Singapore is the only country with an ethnic Chinese majority not to use Chinese as its main language of education and business. English enjoys that role – but here it’s often upstaged by the entertaining, though often baffling, Singlish, a mash-up of English together with the grammatical patterns and vocabulary of Chinese and Malay. Pronunciation is staccato, with final consonants often dropped, so “cheque book” would be rendered “che-boo”. In two-syllable words the second syllable is lengthened and stressed by a rise in pitch: ask a Singaporean what they’ve been doing, and you could be told “slee-PING”.
Conventional English syntax is twisted and wrung, and tenses and pronouns discarded.
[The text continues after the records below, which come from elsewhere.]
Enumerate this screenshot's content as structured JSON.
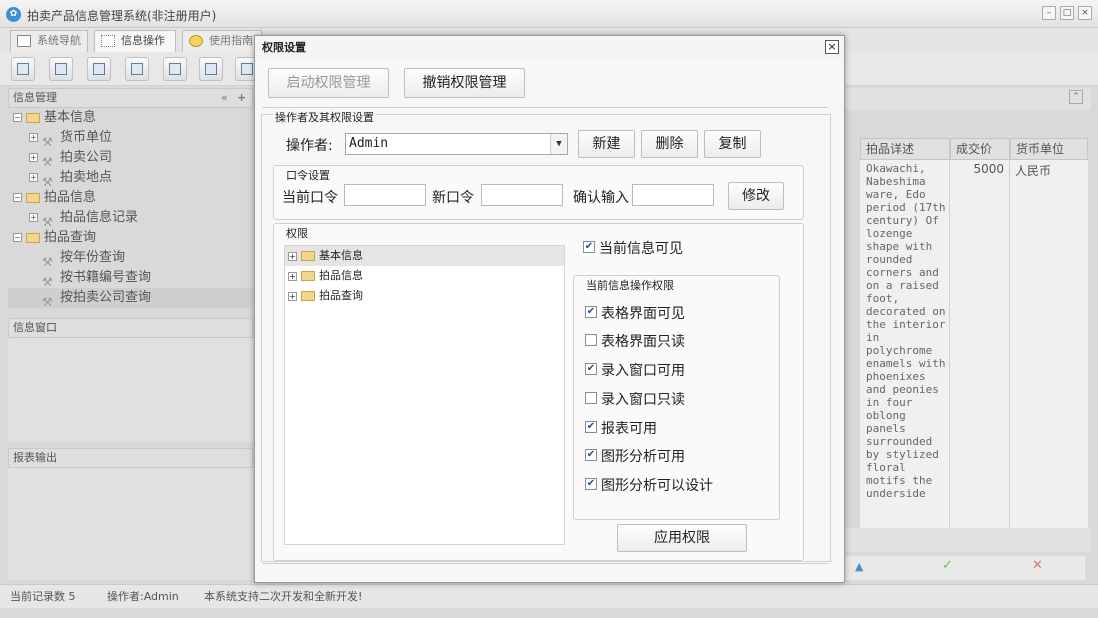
{
  "app": {
    "title": "拍卖产品信息管理系统(非注册用户)",
    "window_buttons": [
      "–",
      "□",
      "×"
    ]
  },
  "tabs": [
    {
      "label": "系统导航",
      "icon": "monitor-icon"
    },
    {
      "label": "信息操作",
      "icon": "grid-icon"
    },
    {
      "label": "使用指南",
      "icon": "clock-icon"
    }
  ],
  "sidebar": {
    "panel_title": "信息管理",
    "collapse_icon": "«",
    "add_icon": "+",
    "tree": [
      {
        "label": "基本信息",
        "level": 0,
        "type": "folder"
      },
      {
        "label": "货币单位",
        "level": 1,
        "type": "leaf"
      },
      {
        "label": "拍卖公司",
        "level": 1,
        "type": "leaf"
      },
      {
        "label": "拍卖地点",
        "level": 1,
        "type": "leaf"
      },
      {
        "label": "拍品信息",
        "level": 0,
        "type": "folder"
      },
      {
        "label": "拍品信息记录",
        "level": 1,
        "type": "leaf"
      },
      {
        "label": "拍品查询",
        "level": 0,
        "type": "folder"
      },
      {
        "label": "按年份查询",
        "level": 1,
        "type": "leaf"
      },
      {
        "label": "按书籍编号查询",
        "level": 1,
        "type": "leaf"
      },
      {
        "label": "按拍卖公司查询",
        "level": 1,
        "type": "leaf",
        "selected": true
      }
    ],
    "info_window_title": "信息窗口",
    "report_title": "报表输出"
  },
  "grid": {
    "columns": [
      "拍品详述",
      "成交价",
      "货币单位"
    ],
    "row": {
      "detail": "Okawachi, Nabeshima ware, Edo period (17th century) Of lozenge shape with rounded corners and on a raised foot, decorated on the interior in polychrome enamels with phoenixes and peonies in four oblong panels surrounded by stylized floral motifs the underside",
      "price": "5000",
      "currency": "人民币"
    },
    "footer_icons": [
      "▲",
      "✓",
      "✕"
    ],
    "collapse_icon": "⌃"
  },
  "status": {
    "record_count": "当前记录数 5",
    "operator": "操作者:Admin",
    "message": "本系统支持二次开发和全新开发!"
  },
  "dialog": {
    "title": "权限设置",
    "close": "×",
    "start_btn": "启动权限管理",
    "revoke_btn": "撤销权限管理",
    "operator_group": "操作者及其权限设置",
    "operator_label": "操作者:",
    "operator_value": "Admin",
    "new_btn": "新建",
    "delete_btn": "删除",
    "copy_btn": "复制",
    "password_group": "口令设置",
    "current_pw": "当前口令",
    "new_pw": "新口令",
    "confirm_pw": "确认输入",
    "modify_btn": "修改",
    "perm_group": "权限",
    "perm_tree": [
      "基本信息",
      "拍品信息",
      "拍品查询"
    ],
    "visible_label": "当前信息可见",
    "visible_checked": true,
    "ops_group": "当前信息操作权限",
    "ops": [
      {
        "label": "表格界面可见",
        "checked": true
      },
      {
        "label": "表格界面只读",
        "checked": false
      },
      {
        "label": "录入窗口可用",
        "checked": true
      },
      {
        "label": "录入窗口只读",
        "checked": false
      },
      {
        "label": "报表可用",
        "checked": true
      },
      {
        "label": "图形分析可用",
        "checked": true
      },
      {
        "label": "图形分析可以设计",
        "checked": true
      }
    ],
    "apply_btn": "应用权限"
  }
}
If you ask a Singaporean if they’ve ever seen a Harry Potter film, you might be answered “I ever see”, while enquiring whether they want to go out to buy something might yield “Go, come back already”. Responses are almost invariably reduced to their bare bones, with words often repeated for stress; request something in a shop and you’ll hear “have, have”, or “got, got”.
Exclamations drawn from Malay and Hokkien Chinese complete this pidgin, the most ubiquitous being the Malay suffix “lah”, used to add emphasis to replies, as in: “Do you think we’ll get in for free?” “Cannot lah!” If Singlish has you totally confused, try raising your eyes to the heavens and crying “ay yor” (with a drop of tone on “yor”) – an expression of annoyance or exasperation.
Although these linguistic quirks often amuse foreigners and locals alike, there is much official hand-wringing that poor English could compromise Singapore’s ability to do business globally, so much so that a government-backed Speak Good English movement has been set up to try to shore up standards.